Beyond the suspension work, numerous other small challenges arose. For instance, when Becker received the car, there was an umbrella resting on the parcel shelf behind the rear seats. He soon realized it had been there for a long time; when he removed it, he discovered that the heat of the sunlight through the glass had stuck the umbrella to the vinyl, leaving a wrinkled mess.
“I had some leather from when the seats had been recovered, so I decided to fix it myself,” Becker recalls.
He later discovered the car’s defroster fan didn’t work. His wife told him not to worry, that he’d never use it anyway, but that didn’t stop him from spending three days diagnosing why it didn’t run (corroded wires under the insulation) and then, when it did run, why it was making a weird noise (broken soldering on several fan blades).
“Now, when you flick the switch on the dashboard, it works perfectly,” Becker says proudly. “But my wife is right, I’ll never use it!”
The four headlights are an important feature of the car’s design, but two of the originals had been replaced with sealed-beam units—definitely not what Becker wanted. He sourced two new-old-stock replacements, which arrived in a box that had last been opened in 1965. The other two remaining original headlights were re-silvered by Steve’s Auto Restoration in Portland, Oregon.
The usually modest Becker revealed the Ferrari’s emergency brake didn’t work, so he “fixed” it. When I dug for details, he admitted, more accurately, “I rebuilt the whole system.” Uncharacteristically, he then bragged that he might be the only person in the world who’s replaced a 330 GT’s motor mounts without pulling the engine, a feat he handled in his garage.
According to Becker, the only things that currently aren’t functional are the dash clock and the windshield washers. The windshield fluid pump actually works, but the plastic fluid bag is cracked, so he needs to source a replacement.
“I would like to get a used one,” he says. “I know that sounds weird, but that’s in keeping with the spirit of the car. It’s old, like me, and I like it that way.”
MANY YEARS AGO, one of my first assignments for FORZA was to organize a road test of four Ferrari 2+2s. [That would be “Four For the Road,” way back in our October 2004 issue, but Miliano was already a longtime contributor by that time; his first story appeared in FORZA #4, the Winter 1996 issue!—Ed.] The memory has never left me, so I was excited to renew that acquaintance when Becker offered me the keys to his car.

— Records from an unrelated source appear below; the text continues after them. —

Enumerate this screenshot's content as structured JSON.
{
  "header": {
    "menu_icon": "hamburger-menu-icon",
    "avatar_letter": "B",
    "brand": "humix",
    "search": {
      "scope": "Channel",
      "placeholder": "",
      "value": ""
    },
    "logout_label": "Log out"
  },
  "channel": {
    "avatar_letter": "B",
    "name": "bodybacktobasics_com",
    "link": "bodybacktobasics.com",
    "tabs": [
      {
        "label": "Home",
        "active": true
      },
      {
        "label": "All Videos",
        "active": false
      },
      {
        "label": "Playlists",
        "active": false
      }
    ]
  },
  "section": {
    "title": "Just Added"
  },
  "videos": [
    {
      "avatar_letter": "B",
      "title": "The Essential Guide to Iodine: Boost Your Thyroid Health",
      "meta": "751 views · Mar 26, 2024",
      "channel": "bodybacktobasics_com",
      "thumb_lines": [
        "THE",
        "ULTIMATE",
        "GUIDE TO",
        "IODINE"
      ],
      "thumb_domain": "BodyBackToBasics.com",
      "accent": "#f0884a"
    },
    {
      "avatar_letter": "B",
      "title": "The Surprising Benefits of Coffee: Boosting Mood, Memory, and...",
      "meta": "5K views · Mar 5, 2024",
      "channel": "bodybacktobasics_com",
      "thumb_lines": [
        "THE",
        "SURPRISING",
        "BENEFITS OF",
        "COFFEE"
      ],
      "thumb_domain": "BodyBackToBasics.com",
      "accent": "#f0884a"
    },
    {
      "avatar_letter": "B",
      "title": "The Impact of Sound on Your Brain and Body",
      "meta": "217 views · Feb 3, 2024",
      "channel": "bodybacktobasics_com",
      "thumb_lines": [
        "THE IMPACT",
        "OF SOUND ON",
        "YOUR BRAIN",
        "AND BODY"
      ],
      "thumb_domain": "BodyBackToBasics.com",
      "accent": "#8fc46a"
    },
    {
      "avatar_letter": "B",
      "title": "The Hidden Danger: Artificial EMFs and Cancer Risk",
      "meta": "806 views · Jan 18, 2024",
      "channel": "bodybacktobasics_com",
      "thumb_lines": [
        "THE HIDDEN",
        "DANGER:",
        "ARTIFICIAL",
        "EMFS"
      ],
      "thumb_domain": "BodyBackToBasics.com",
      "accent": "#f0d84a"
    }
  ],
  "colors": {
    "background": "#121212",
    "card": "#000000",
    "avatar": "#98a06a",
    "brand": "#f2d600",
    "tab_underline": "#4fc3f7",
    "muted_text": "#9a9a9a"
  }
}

The V12 sparks to life easily then quickly settles to a soft murmur at idle. A smooth snick into first gear and we’re off. Becker’s work on the suspension has clearly paid dividends, since every winter-weather-fresh bump of the lumpy Garden State roads are absorbed without drama. The steering is surprisingly direct and linear—not something that’s always true on older Ferraris in my experience—and then there’s that V12. Enzo Ferrari famously said that aerodynamics are for people who can’t build engines, and this strong, smooth-running motor would definitely make Il Commendatore proud.
I’m not the only one who admires this Ferrari. Just before I submitted this story, I ran into Becker and his son at an FCA Regional concours in Pennsylvania. At the awards banquet, s/n 7091 received a Platinum award in the Preservation class.
That’s a fitting conclusion to this chapter in the lives of both owner and car. Becker gets philosophical when talking about the work he’s put into his Ferrari, which he drives at least once a week if there’s no snow or salt on the roads. “It’s like putting life back into the car,” he muses, “giving it another chance like my doctor did for me.”